András Nagy, Elen Gócza, Elizabeth Merentes Diaz, Valerie R. Prideaux, Eszter Iványi, Merja Markkula, Janet Rossant

Research output: Contribution to journalArticleResearchpeer-review

593 Citations (Scopus)

Abstract

The developmental potential of embryonic stem (ES) cells versus 3.5 day inner cell mass (ICM) was compared after aggregation with normal diploid embryos and with developmentally compromised tetraploid embryos. ES cells were capable of colonizing somatic tissues in diploid aggregation chimeras but less efficiently than ICMs of the same genotype. When ICM↔tetraploid and ES↔ tetraploid chimeras were made, the newborns were almost all completely ICM- or ES-derived, as judged by GPI isozyme analysis, but tetraploid cells were found in the yolk sac endoderm and trophectoderm lineage. Investigation of ES contribution in 13.5 day ES↔tetraploid chimeras by DNA in situ hybridization confirmed the complete tetraploid origin of the placenta (except the fetal blood and blood vessels) and the yolk sac endoderm. However, the yolk sac mesoderm, amnion and fetus contained only ES-derived cells. ES-derived newborns failed to survive after birth, although they had normal birthweight and anatomically they appeared normal. This phenomenon remains unexplained at the moment. The present results prove that ES cells are able to support complete fetal development, resulting in ES-derived newborns, and suggest a useful route for studying the development of genetically manipulated ES cells in all fetal lineages.

Original languageEnglish
Pages (from-to)815-821
Number of pages7
JournalDevelopment
Volume110
Issue number3
Publication statusPublished - Nov 1990
Externally publishedYes

Keywords

  • Cell selection
  • Chimeras
  • Embryonic stem cells
  • Mouse embryo
  • Pluripotency
  • Tetraploid embryos

Cite this

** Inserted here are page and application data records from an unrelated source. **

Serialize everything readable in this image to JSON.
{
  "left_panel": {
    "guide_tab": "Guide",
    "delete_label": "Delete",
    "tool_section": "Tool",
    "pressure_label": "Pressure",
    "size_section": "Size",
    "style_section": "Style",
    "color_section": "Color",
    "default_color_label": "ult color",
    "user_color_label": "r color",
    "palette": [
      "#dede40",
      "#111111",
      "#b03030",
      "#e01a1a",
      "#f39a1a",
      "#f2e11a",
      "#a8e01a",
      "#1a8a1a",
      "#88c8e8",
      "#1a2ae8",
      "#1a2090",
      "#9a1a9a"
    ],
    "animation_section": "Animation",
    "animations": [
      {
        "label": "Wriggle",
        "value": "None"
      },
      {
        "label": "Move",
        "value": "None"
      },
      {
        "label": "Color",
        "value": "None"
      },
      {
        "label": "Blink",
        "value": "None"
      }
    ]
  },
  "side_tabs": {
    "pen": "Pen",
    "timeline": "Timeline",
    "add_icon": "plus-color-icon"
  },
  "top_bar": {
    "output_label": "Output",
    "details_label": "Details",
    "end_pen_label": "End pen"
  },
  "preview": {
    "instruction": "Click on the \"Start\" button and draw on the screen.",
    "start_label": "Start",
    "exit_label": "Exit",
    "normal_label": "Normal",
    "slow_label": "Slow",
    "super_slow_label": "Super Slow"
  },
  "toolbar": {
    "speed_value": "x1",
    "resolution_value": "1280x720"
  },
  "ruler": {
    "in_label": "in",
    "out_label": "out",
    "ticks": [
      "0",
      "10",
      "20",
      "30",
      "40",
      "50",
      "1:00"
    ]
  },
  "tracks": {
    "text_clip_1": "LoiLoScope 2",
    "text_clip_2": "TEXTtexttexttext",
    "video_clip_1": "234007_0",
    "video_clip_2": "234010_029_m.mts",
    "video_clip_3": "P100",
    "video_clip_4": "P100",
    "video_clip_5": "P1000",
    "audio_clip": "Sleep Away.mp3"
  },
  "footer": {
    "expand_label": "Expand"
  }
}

Nagy, A., Gócza, E., Diaz, E. M., Prideaux, V. R., Iványi, E., Markkula, M., & Rossant, J. (1990). Embryonic stem cells alone are able to support fetal development in the mouse. Development, 110(3), 815-821.